● **Exercise objective**:
Your job is to copy the data that follows exactly, every line included.

START Provided information

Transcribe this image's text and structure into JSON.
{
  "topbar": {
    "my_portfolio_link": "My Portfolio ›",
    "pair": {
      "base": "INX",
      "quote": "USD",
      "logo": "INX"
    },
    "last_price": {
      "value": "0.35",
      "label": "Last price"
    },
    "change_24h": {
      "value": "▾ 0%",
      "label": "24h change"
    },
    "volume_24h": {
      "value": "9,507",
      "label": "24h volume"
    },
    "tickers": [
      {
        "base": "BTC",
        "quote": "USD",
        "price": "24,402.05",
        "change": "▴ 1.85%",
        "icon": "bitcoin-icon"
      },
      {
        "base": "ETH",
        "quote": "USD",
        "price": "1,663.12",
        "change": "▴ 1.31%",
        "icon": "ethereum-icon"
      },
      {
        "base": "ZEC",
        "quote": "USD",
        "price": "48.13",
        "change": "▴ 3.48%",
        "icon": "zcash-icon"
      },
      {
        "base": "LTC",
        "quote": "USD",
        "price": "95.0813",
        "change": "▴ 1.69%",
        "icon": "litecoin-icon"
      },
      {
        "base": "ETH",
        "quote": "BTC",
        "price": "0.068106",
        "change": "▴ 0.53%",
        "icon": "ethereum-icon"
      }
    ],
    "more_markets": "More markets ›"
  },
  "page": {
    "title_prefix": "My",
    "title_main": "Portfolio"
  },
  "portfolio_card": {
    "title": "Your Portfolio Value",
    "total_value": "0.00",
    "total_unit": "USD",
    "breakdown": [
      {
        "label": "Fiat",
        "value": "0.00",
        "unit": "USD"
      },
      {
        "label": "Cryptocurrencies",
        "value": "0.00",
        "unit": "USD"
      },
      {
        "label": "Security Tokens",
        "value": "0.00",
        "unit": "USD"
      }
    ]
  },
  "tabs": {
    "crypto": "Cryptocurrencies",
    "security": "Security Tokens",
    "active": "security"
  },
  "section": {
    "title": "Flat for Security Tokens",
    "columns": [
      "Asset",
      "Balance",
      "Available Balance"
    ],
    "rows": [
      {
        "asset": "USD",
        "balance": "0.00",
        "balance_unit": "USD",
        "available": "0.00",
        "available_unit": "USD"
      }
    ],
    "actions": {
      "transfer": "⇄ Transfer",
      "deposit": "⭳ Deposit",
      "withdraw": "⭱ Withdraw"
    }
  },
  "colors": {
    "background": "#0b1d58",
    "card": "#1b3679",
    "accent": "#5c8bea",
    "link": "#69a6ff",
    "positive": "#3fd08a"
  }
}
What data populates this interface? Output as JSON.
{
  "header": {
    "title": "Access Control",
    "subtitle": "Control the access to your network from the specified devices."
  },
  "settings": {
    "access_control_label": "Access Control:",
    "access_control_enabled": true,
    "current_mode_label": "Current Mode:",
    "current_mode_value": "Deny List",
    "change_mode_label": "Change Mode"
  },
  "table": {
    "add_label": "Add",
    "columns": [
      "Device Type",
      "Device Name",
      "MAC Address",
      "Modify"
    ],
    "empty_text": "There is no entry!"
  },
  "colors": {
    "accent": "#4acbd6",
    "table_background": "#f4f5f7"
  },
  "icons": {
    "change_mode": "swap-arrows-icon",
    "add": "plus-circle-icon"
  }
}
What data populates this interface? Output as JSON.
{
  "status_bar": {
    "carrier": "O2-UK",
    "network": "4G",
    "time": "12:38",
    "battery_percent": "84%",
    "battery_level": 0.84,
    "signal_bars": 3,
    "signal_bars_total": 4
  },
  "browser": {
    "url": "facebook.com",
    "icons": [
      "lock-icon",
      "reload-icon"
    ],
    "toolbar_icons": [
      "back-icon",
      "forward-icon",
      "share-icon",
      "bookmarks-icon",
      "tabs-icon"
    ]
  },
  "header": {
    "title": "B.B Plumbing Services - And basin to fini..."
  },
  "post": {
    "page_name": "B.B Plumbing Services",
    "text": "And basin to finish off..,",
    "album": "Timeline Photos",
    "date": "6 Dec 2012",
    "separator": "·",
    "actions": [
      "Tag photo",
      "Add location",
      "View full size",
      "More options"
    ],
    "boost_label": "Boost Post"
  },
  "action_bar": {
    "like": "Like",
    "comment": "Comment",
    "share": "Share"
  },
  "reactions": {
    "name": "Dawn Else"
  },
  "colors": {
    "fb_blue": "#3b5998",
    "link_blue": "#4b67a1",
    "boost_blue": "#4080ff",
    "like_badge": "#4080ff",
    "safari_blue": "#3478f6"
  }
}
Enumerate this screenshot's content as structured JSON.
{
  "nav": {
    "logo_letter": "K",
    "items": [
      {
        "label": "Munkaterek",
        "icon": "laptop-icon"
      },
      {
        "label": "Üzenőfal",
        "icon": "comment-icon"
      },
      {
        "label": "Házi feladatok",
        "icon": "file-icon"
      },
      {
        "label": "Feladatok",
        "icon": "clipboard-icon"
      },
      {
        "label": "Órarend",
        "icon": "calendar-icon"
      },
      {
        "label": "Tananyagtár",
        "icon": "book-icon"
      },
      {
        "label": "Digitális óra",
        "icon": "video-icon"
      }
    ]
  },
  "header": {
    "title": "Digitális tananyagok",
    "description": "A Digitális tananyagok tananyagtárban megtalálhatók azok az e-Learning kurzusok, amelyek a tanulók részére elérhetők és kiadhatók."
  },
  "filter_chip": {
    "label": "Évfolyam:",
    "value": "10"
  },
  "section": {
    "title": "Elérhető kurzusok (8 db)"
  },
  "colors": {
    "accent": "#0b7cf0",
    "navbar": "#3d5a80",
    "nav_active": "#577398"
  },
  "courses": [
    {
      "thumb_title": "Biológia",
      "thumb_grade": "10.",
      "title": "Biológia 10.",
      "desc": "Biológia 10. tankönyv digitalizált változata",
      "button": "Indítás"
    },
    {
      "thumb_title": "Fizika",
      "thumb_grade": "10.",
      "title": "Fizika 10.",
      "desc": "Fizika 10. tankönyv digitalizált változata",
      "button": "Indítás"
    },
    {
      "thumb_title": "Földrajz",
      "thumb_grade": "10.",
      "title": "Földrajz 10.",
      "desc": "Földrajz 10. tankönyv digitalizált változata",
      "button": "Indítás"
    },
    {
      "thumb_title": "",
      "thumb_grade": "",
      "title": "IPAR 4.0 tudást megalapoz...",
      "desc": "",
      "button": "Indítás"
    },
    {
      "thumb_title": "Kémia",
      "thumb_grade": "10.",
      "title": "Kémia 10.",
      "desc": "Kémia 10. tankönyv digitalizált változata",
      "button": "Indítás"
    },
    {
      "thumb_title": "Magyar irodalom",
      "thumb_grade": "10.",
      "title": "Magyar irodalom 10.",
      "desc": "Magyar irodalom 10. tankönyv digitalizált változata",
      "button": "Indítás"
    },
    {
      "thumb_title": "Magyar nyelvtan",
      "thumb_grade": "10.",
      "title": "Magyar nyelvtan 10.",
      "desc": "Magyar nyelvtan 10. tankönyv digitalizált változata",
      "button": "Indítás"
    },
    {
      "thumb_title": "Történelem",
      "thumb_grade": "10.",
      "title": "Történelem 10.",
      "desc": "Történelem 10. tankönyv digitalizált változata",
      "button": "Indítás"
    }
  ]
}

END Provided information

● **Output for this exercise**:
Transcribe this image's text and structure into JSON.
{
  "topbar": {
    "my_portfolio_link": "My Portfolio ›",
    "pair": {
      "base": "INX",
      "quote": "USD",
      "logo": "INX"
    },
    "last_price": {
      "value": "0.35",
      "label": "Last price"
    },
    "change_24h": {
      "value": "▾ 0%",
      "label": "24h change"
    },
    "volume_24h": {
      "value": "9,507",
      "label": "24h volume"
    },
    "tickers": [
      {
        "base": "BTC",
        "quote": "USD",
        "price": "24,402.05",
        "change": "▴ 1.85%",
        "icon": "bitcoin-icon"
      },
      {
        "base": "ETH",
        "quote": "USD",
        "price": "1,663.12",
        "change": "▴ 1.31%",
        "icon": "ethereum-icon"
      },
      {
        "base": "ZEC",
        "quote": "USD",
        "price": "48.13",
        "change": "▴ 3.48%",
        "icon": "zcash-icon"
      },
      {
        "base": "LTC",
        "quote": "USD",
        "price": "95.0813",
        "change": "▴ 1.69%",
        "icon": "litecoin-icon"
      },
      {
        "base": "ETH",
        "quote": "BTC",
        "price": "0.068106",
        "change": "▴ 0.53%",
        "icon": "ethereum-icon"
      }
    ],
    "more_markets": "More markets ›"
  },
  "page": {
    "title_prefix": "My",
    "title_main": "Portfolio"
  },
  "portfolio_card": {
    "title": "Your Portfolio Value",
    "total_value": "0.00",
    "total_unit": "USD",
    "breakdown": [
      {
        "label": "Fiat",
        "value": "0.00",
        "unit": "USD"
      },
      {
        "label": "Cryptocurrencies",
        "value": "0.00",
        "unit": "USD"
      },
      {
        "label": "Security Tokens",
        "value": "0.00",
        "unit": "USD"
      }
    ]
  },
  "tabs": {
    "crypto": "Cryptocurrencies",
    "security": "Security Tokens",
    "active": "security"
  },
  "section": {
    "title": "Flat for Security Tokens",
    "columns": [
      "Asset",
      "Balance",
      "Available Balance"
    ],
    "rows": [
      {
        "asset": "USD",
        "balance": "0.00",
        "balance_unit": "USD",
        "available": "0.00",
        "available_unit": "USD"
      }
    ],
    "actions": {
      "transfer": "⇄ Transfer",
      "deposit": "⭳ Deposit",
      "withdraw": "⭱ Withdraw"
    }
  },
  "colors": {
    "background": "#0b1d58",
    "card": "#1b3679",
    "accent": "#5c8bea",
    "link": "#69a6ff",
    "positive": "#3fd08a"
  }
}
What data populates this interface? Output as JSON.
{
  "header": {
    "title": "Access Control",
    "subtitle": "Control the access to your network from the specified devices."
  },
  "settings": {
    "access_control_label": "Access Control:",
    "access_control_enabled": true,
    "current_mode_label": "Current Mode:",
    "current_mode_value": "Deny List",
    "change_mode_label": "Change Mode"
  },
  "table": {
    "add_label": "Add",
    "columns": [
      "Device Type",
      "Device Name",
      "MAC Address",
      "Modify"
    ],
    "empty_text": "There is no entry!"
  },
  "colors": {
    "accent": "#4acbd6",
    "table_background": "#f4f5f7"
  },
  "icons": {
    "change_mode": "swap-arrows-icon",
    "add": "plus-circle-icon"
  }
}
What data populates this interface? Output as JSON.
{
  "status_bar": {
    "carrier": "O2-UK",
    "network": "4G",
    "time": "12:38",
    "battery_percent": "84%",
    "battery_level": 0.84,
    "signal_bars": 3,
    "signal_bars_total": 4
  },
  "browser": {
    "url": "facebook.com",
    "icons": [
      "lock-icon",
      "reload-icon"
    ],
    "toolbar_icons": [
      "back-icon",
      "forward-icon",
      "share-icon",
      "bookmarks-icon",
      "tabs-icon"
    ]
  },
  "header": {
    "title": "B.B Plumbing Services - And basin to fini..."
  },
  "post": {
    "page_name": "B.B Plumbing Services",
    "text": "And basin to finish off..,",
    "album": "Timeline Photos",
    "date": "6 Dec 2012",
    "separator": "·",
    "actions": [
      "Tag photo",
      "Add location",
      "View full size",
      "More options"
    ],
    "boost_label": "Boost Post"
  },
  "action_bar": {
    "like": "Like",
    "comment": "Comment",
    "share": "Share"
  },
  "reactions": {
    "name": "Dawn Else"
  },
  "colors": {
    "fb_blue": "#3b5998",
    "link_blue": "#4b67a1",
    "boost_blue": "#4080ff",
    "like_badge": "#4080ff",
    "safari_blue": "#3478f6"
  }
}
Enumerate this screenshot's content as structured JSON.
{
  "nav": {
    "logo_letter": "K",
    "items": [
      {
        "label": "Munkaterek",
        "icon": "laptop-icon"
      },
      {
        "label": "Üzenőfal",
        "icon": "comment-icon"
      },
      {
        "label": "Házi feladatok",
        "icon": "file-icon"
      },
      {
        "label": "Feladatok",
        "icon": "clipboard-icon"
      },
      {
        "label": "Órarend",
        "icon": "calendar-icon"
      },
      {
        "label": "Tananyagtár",
        "icon": "book-icon"
      },
      {
        "label": "Digitális óra",
        "icon": "video-icon"
      }
    ]
  },
  "header": {
    "title": "Digitális tananyagok",
    "description": "A Digitális tananyagok tananyagtárban megtalálhatók azok az e-Learning kurzusok, amelyek a tanulók részére elérhetők és kiadhatók."
  },
  "filter_chip": {
    "label": "Évfolyam:",
    "value": "10"
  },
  "section": {
    "title": "Elérhető kurzusok (8 db)"
  },
  "colors": {
    "accent": "#0b7cf0",
    "navbar": "#3d5a80",
    "nav_active": "#577398"
  },
  "courses": [
    {
      "thumb_title": "Biológia",
      "thumb_grade": "10.",
      "title": "Biológia 10.",
      "desc": "Biológia 10. tankönyv digitalizált változata",
      "button": "Indítás"
    },
    {
      "thumb_title": "Fizika",
      "thumb_grade": "10.",
      "title": "Fizika 10.",
      "desc": "Fizika 10. tankönyv digitalizált változata",
      "button": "Indítás"
    },
    {
      "thumb_title": "Földrajz",
      "thumb_grade": "10.",
      "title": "Földrajz 10.",
      "desc": "Földrajz 10. tankönyv digitalizált változata",
      "button": "Indítás"
    },
    {
      "thumb_title": "",
      "thumb_grade": "",
      "title": "IPAR 4.0 tudást megalapoz...",
      "desc": "",
      "button": "Indítás"
    },
    {
      "thumb_title": "Kémia",
      "thumb_grade": "10.",
      "title": "Kémia 10.",
      "desc": "Kémia 10. tankönyv digitalizált változata",
      "button": "Indítás"
    },
    {
      "thumb_title": "Magyar irodalom",
      "thumb_grade": "10.",
      "title": "Magyar irodalom 10.",
      "desc": "Magyar irodalom 10. tankönyv digitalizált változata",
      "button": "Indítás"
    },
    {
      "thumb_title": "Magyar nyelvtan",
      "thumb_grade": "10.",
      "title": "Magyar nyelvtan 10.",
      "desc": "Magyar nyelvtan 10. tankönyv digitalizált változata",
      "button": "Indítás"
    },
    {
      "thumb_title": "Történelem",
      "thumb_grade": "10.",
      "title": "Történelem 10.",
      "desc": "Történelem 10. tankönyv digitalizált változata",
      "button": "Indítás"
    }
  ]
}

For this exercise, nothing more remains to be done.